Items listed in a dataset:
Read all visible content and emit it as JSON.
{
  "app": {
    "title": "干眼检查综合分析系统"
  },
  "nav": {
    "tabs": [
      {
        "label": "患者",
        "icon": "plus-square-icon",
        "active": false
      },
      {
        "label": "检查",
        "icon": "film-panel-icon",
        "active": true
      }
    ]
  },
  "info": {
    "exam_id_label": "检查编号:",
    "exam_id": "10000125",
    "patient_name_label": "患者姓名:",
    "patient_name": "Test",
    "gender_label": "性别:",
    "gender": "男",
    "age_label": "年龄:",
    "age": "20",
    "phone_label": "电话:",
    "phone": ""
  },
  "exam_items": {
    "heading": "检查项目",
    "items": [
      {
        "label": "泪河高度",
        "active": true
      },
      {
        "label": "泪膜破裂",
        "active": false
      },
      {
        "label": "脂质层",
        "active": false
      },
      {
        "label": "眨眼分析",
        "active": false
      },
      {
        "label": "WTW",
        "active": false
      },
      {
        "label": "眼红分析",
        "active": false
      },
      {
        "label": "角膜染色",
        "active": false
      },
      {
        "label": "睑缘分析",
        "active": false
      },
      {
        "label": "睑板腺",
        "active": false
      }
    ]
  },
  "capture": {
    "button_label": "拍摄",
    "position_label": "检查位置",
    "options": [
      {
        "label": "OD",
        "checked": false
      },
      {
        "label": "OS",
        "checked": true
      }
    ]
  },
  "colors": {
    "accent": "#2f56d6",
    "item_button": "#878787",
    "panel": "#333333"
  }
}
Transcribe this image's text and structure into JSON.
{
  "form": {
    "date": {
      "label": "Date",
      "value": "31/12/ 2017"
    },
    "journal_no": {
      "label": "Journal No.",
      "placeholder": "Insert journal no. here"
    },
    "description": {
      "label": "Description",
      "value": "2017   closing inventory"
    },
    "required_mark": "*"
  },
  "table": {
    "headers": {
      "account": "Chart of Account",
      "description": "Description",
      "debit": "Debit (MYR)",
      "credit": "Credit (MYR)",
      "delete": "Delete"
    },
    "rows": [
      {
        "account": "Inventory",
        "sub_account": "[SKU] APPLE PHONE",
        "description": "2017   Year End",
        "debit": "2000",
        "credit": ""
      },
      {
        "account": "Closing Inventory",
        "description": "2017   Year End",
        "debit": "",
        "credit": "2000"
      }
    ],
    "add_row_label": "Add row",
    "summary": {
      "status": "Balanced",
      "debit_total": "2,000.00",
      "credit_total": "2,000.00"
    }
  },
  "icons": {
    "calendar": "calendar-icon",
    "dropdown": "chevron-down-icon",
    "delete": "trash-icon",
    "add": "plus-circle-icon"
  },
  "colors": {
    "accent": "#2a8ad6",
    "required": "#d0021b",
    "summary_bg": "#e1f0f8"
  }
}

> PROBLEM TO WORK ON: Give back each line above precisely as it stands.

> RESPONSE AREA:
Read all visible content and emit it as JSON.
{
  "app": {
    "title": "干眼检查综合分析系统"
  },
  "nav": {
    "tabs": [
      {
        "label": "患者",
        "icon": "plus-square-icon",
        "active": false
      },
      {
        "label": "检查",
        "icon": "film-panel-icon",
        "active": true
      }
    ]
  },
  "info": {
    "exam_id_label": "检查编号:",
    "exam_id": "10000125",
    "patient_name_label": "患者姓名:",
    "patient_name": "Test",
    "gender_label": "性别:",
    "gender": "男",
    "age_label": "年龄:",
    "age": "20",
    "phone_label": "电话:",
    "phone": ""
  },
  "exam_items": {
    "heading": "检查项目",
    "items": [
      {
        "label": "泪河高度",
        "active": true
      },
      {
        "label": "泪膜破裂",
        "active": false
      },
      {
        "label": "脂质层",
        "active": false
      },
      {
        "label": "眨眼分析",
        "active": false
      },
      {
        "label": "WTW",
        "active": false
      },
      {
        "label": "眼红分析",
        "active": false
      },
      {
        "label": "角膜染色",
        "active": false
      },
      {
        "label": "睑缘分析",
        "active": false
      },
      {
        "label": "睑板腺",
        "active": false
      }
    ]
  },
  "capture": {
    "button_label": "拍摄",
    "position_label": "检查位置",
    "options": [
      {
        "label": "OD",
        "checked": false
      },
      {
        "label": "OS",
        "checked": true
      }
    ]
  },
  "colors": {
    "accent": "#2f56d6",
    "item_button": "#878787",
    "panel": "#333333"
  }
}
Transcribe this image's text and structure into JSON.
{
  "form": {
    "date": {
      "label": "Date",
      "value": "31/12/ 2017"
    },
    "journal_no": {
      "label": "Journal No.",
      "placeholder": "Insert journal no. here"
    },
    "description": {
      "label": "Description",
      "value": "2017   closing inventory"
    },
    "required_mark": "*"
  },
  "table": {
    "headers": {
      "account": "Chart of Account",
      "description": "Description",
      "debit": "Debit (MYR)",
      "credit": "Credit (MYR)",
      "delete": "Delete"
    },
    "rows": [
      {
        "account": "Inventory",
        "sub_account": "[SKU] APPLE PHONE",
        "description": "2017   Year End",
        "debit": "2000",
        "credit": ""
      },
      {
        "account": "Closing Inventory",
        "description": "2017   Year End",
        "debit": "",
        "credit": "2000"
      }
    ],
    "add_row_label": "Add row",
    "summary": {
      "status": "Balanced",
      "debit_total": "2,000.00",
      "credit_total": "2,000.00"
    }
  },
  "icons": {
    "calendar": "calendar-icon",
    "dropdown": "chevron-down-icon",
    "delete": "trash-icon",
    "add": "plus-circle-icon"
  },
  "colors": {
    "accent": "#2a8ad6",
    "required": "#d0021b",
    "summary_bg": "#e1f0f8"
  }
}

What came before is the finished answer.